Take the 2-minute tour ×
Super User is a question and answer site for computer enthusiasts and power users. It's 100% free, no registration required.

I'm trying to evaluate where my disk space on my unix server is distributed. In order to see disk space current status I'm running:
df -h

enter image description here

But when trying to evaluate what is taking the disk space and running from /

du -skh * | sort -n

enter image description here

Total space used is 956GB, but the accumulative taken space that I'm seeing in the division is less than 730GB. The numbers just don't add up. How can this be? Where is the remaining ~200GB ??

Note - Most of the used disk space is used by MySQL. One hugh InnoDB table and a couple of smaller ones.

share|improve this question
    
What file system are you using?
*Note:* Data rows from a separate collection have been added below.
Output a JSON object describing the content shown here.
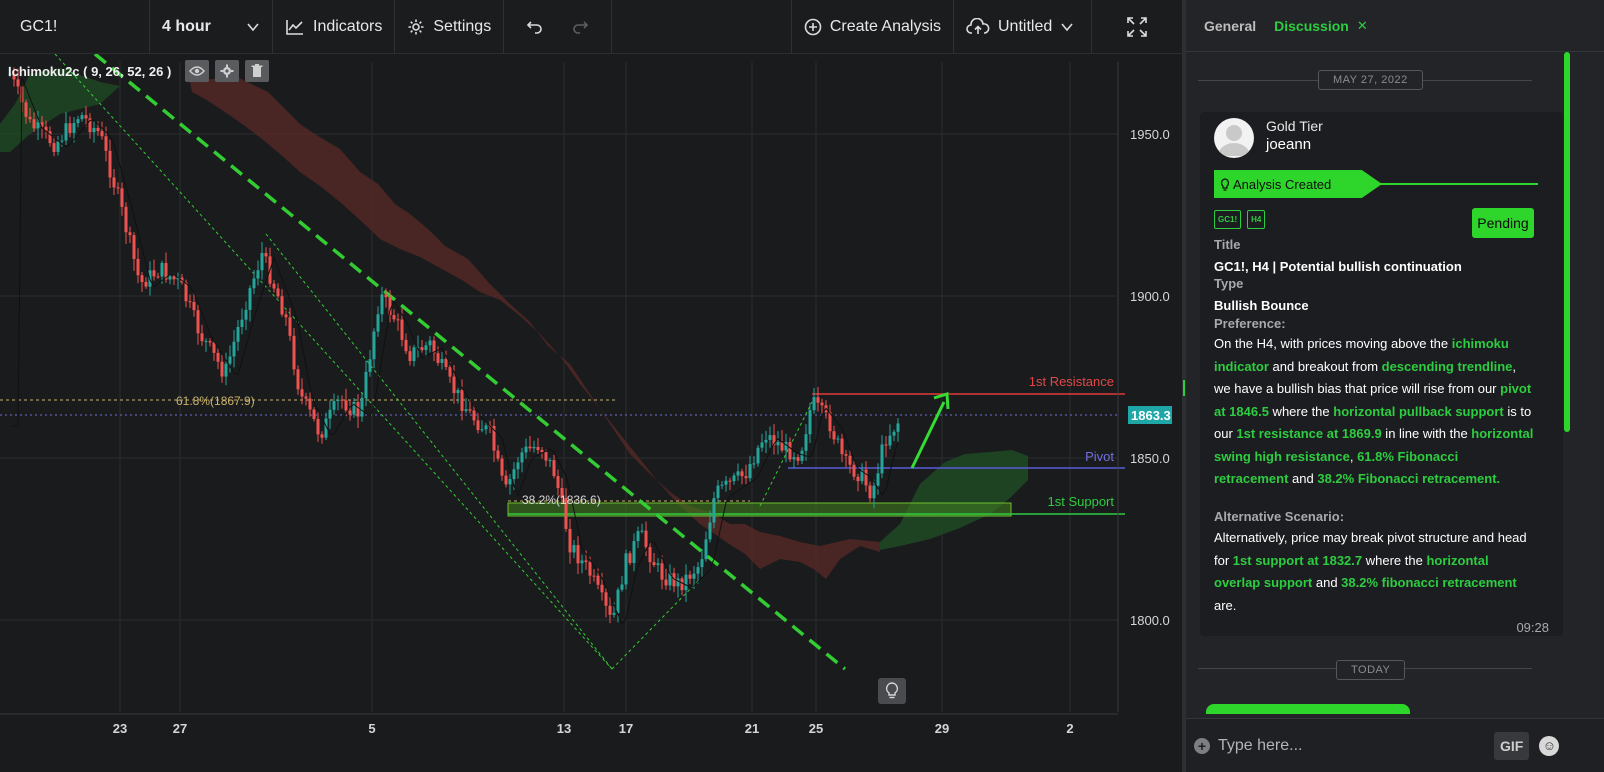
{
  "toolbar": {
    "symbol": "GC1!",
    "timeframe": "4 hour",
    "indicators_label": "Indicators",
    "settings_label": "Settings",
    "create_analysis_label": "Create Analysis",
    "layout_name": "Untitled"
  },
  "chart": {
    "indicator_label": "Ichimoku2c ( 9, 26, 52, 26 )",
    "price_ticks": [
      "1950.0",
      "1900.0",
      "1850.0",
      "1800.0"
    ],
    "date_ticks": [
      "23",
      "27",
      "5",
      "13",
      "17",
      "21",
      "25",
      "29",
      "2"
    ],
    "current_price": "1863.3",
    "annotations": {
      "resistance": "1st Resistance",
      "pivot": "Pivot",
      "support": "1st Support",
      "fib_618": "61.8%(1867.9)",
      "fib_382": "38.2%(1836.6)"
    }
  },
  "sidebar": {
    "tabs": [
      {
        "label": "General",
        "active": false
      },
      {
        "label": "Discussion",
        "active": true
      }
    ],
    "date_separator_1": "MAY 27, 2022",
    "date_separator_2": "TODAY",
    "message": {
      "tier": "Gold Tier",
      "username": "joeann",
      "status": "Analysis Created",
      "tags": [
        "GC1!",
        "H4"
      ],
      "badge": "Pending",
      "title_label": "Title",
      "title_value": "GC1!, H4 | Potential bullish continuation",
      "type_label": "Type",
      "type_value": "Bullish Bounce",
      "preference_label": "Preference:",
      "preference_text": [
        {
          "t": "On the H4, with prices moving above the ",
          "hl": false
        },
        {
          "t": "ichimoku indicator",
          "hl": true
        },
        {
          "t": " and breakout from ",
          "hl": false
        },
        {
          "t": "descending trendline",
          "hl": true
        },
        {
          "t": ", we have a bullish bias that price will rise from our ",
          "hl": false
        },
        {
          "t": "pivot at 1846.5",
          "hl": true
        },
        {
          "t": " where the ",
          "hl": false
        },
        {
          "t": "horizontal pullback support",
          "hl": true
        },
        {
          "t": " is to our ",
          "hl": false
        },
        {
          "t": "1st resistance at 1869.9",
          "hl": true
        },
        {
          "t": " in line with the ",
          "hl": false
        },
        {
          "t": "horizontal swing high resistance",
          "hl": true
        },
        {
          "t": ", ",
          "hl": false
        },
        {
          "t": "61.8% Fibonacci retracement",
          "hl": true
        },
        {
          "t": " and ",
          "hl": false
        },
        {
          "t": "38.2% Fibonacci retracement.",
          "hl": true
        }
      ],
      "alt_label": "Alternative Scenario:",
      "alt_text": [
        {
          "t": "Alternatively, price may break pivot structure and head for ",
          "hl": false
        },
        {
          "t": "1st support at 1832.7",
          "hl": true
        },
        {
          "t": " where the ",
          "hl": false
        },
        {
          "t": "horizontal overlap support",
          "hl": true
        },
        {
          "t": " and ",
          "hl": false
        },
        {
          "t": "38.2% fibonacci retracement",
          "hl": true
        },
        {
          "t": " are.",
          "hl": false
        }
      ],
      "time": "09:28"
    },
    "composer": {
      "placeholder": "Type here...",
      "gif_label": "GIF"
    }
  }
}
How big is your /tmp? Do you still see this after rebooting? –  terdon Sep 11 '13 at 16:48
    
For a better du estimate, add -x to prevent crossing multiple filesystems: du -sxh /. –  SlightlyCuban Sep 11 '13 at 16:50
    
du and df use different ways to calculate sizes: linuxshellaccount.blogspot.com/2008/12/…. Large block size or lots of small/recently-deleted files could account for the discrepancy. –  SlightlyCuban Sep 11 '13 at 16:52
    
@SlightlyCuban du -sxh / shows 690GB. Does this 226GB make sense because of the different ways? When will I run out of disk-space, when du or df says so? –  Noam Sep 11 '13 at 16:53
    
@Noam possible, but 20% of the FS might be a bit much: serverfault.com/a/57103/187589. When you run out of space depends on your filesystem, block size, and how you use it, but du should be more accurate. –  SlightlyCuban Sep 11 '13 at 17:03

2 Answers 2
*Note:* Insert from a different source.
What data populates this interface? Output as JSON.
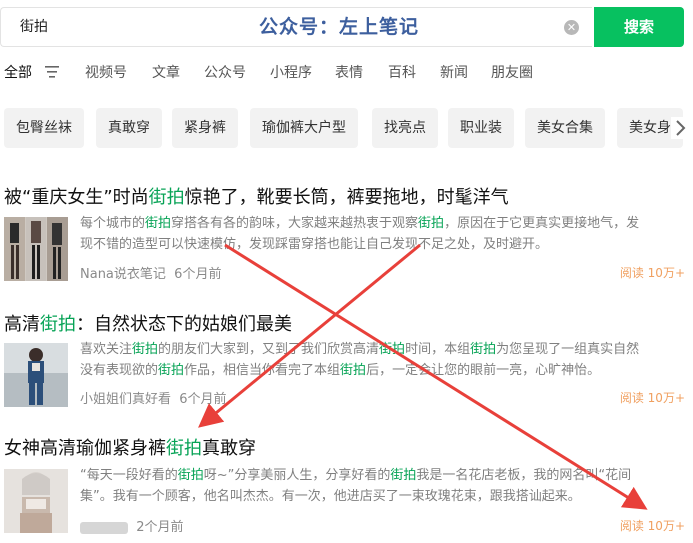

df is going to ask the superblock for how much space is allocated, while du is going to calculate the size of all visible files. These two different metrics will result in df -h and du -sxh / not agreeing with each other.

If you are worried about free space, du should be more accurate (provided you're not about to run out of available blocks on the filesystem).
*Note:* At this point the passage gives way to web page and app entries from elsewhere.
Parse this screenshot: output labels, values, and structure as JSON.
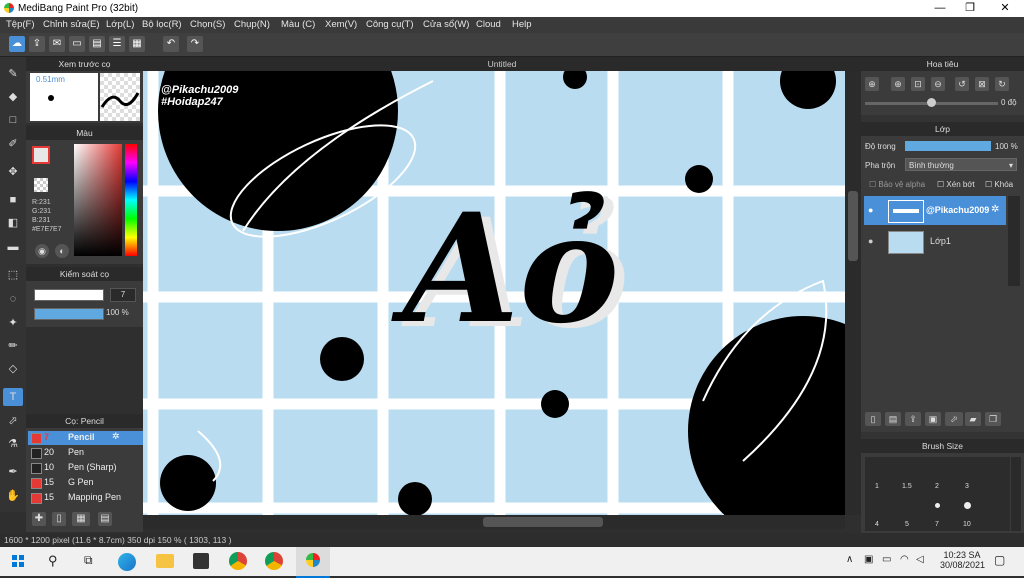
{
  "window": {
    "title": "MediBang Paint Pro (32bit)",
    "min": "—",
    "max": "❐",
    "close": "✕"
  },
  "menu": [
    "Tệp(F)",
    "Chỉnh sửa(E)",
    "Lớp(L)",
    "Bộ lọc(R)",
    "Chọn(S)",
    "Chụp(N)",
    "Màu (C)",
    "Xem(V)",
    "Công cụ(T)",
    "Cửa sổ(W)",
    "Cloud",
    "Help"
  ],
  "canvas": {
    "tab_title": "Untitled",
    "watermark_line1": "@Pikachu2009",
    "watermark_line2": "#Hoidap247",
    "art_text": "Aỏ"
  },
  "preview_panel": {
    "title": "Xem trước cọ",
    "size_label": "0.51mm"
  },
  "color_panel": {
    "title": "Màu",
    "r": "R:231",
    "g": "G:231",
    "b": "B:231",
    "hex": "#E7E7E7",
    "fg_color": "#e7e7e7"
  },
  "brush_control": {
    "title": "Kiểm soát cọ",
    "size_value": "7",
    "opacity_value": "100 %"
  },
  "brush_list": {
    "title": "Cọ: Pencil",
    "items": [
      {
        "size": "7",
        "name": "Pencil",
        "color": "#e53935",
        "selected": true
      },
      {
        "size": "20",
        "name": "Pen",
        "color": "#222222",
        "selected": false
      },
      {
        "size": "10",
        "name": "Pen (Sharp)",
        "color": "#222222",
        "selected": false
      },
      {
        "size": "15",
        "name": "G Pen",
        "color": "#e53935",
        "selected": false
      },
      {
        "size": "15",
        "name": "Mapping Pen",
        "color": "#e53935",
        "selected": false
      }
    ]
  },
  "navigator": {
    "title": "Hoa tiêu",
    "rotation": "0 độ"
  },
  "layer_panel": {
    "title": "Lớp",
    "opacity_label": "Độ trong",
    "opacity_value": "100 %",
    "blend_label": "Pha trộn",
    "blend_value": "Bình thường",
    "protect_alpha": "Bảo vệ alpha",
    "clipping": "Xén bớt",
    "lock": "Khóa",
    "layers": [
      {
        "name": "@Pikachu2009",
        "selected": true
      },
      {
        "name": "Lớp1",
        "selected": false
      }
    ]
  },
  "brush_size": {
    "title": "Brush Size",
    "row1": [
      "1",
      "1.5",
      "2",
      "3"
    ],
    "row2": [
      "4",
      "5",
      "7",
      "10"
    ]
  },
  "status": {
    "text": "1600 * 1200 pixel   (11.6 * 8.7cm)   350 dpi   150 %   ( 1303, 113 )"
  },
  "taskbar": {
    "time": "10:23 SA",
    "date": "30/08/2021"
  },
  "colors": {
    "accent": "#4a90d9",
    "canvas_bg": "#b9dcf1"
  }
}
Further explanation: http://linuxshellaccount.blogspot.com/2008/12/why-du-and-df-display-different-values.html

share|improve this answer
    
So you would say it's safe to assume I have at least 200GB free, and not 84GB like df claims? How does the superblock know how much space is allocated? Also - does the fact that most of the used disk space is used by MySQL InnoDB table matter? (mainly one hugh table, and a couple of smaller ones) –  Noam Sep 12 '13 at 11:19
    
@Noam superblock knows how many blocks are in use (blocks x block-size = space used). As the article points out, this could include some deleted things. IIRC, df is also going to exclude the space reserved for root when it reports available space. If MySQL is using many small files, that'll skew df vs du (/var/log is usually the culprit for many tiny files). –  SlightlyCuban Sep 12 '13 at 13:37

Are you running the du command as root? If not, you will not be able to enter into directories like /root because of permissions issues. So you will not add up the size of files in these directories. This may explain why this number is lower. Also, I believe the df command will show the total size of a filesystem (e.g. inode sizes + file sizes) whereas du would only show the sizes of files. This would make df have a larger number.

share|improve this answer

Your Answer

 
discard

By posting your answer, you agree to the privacy policy and terms of service.

Not the answer you're looking for? Browse other questions tagged or ask your own question.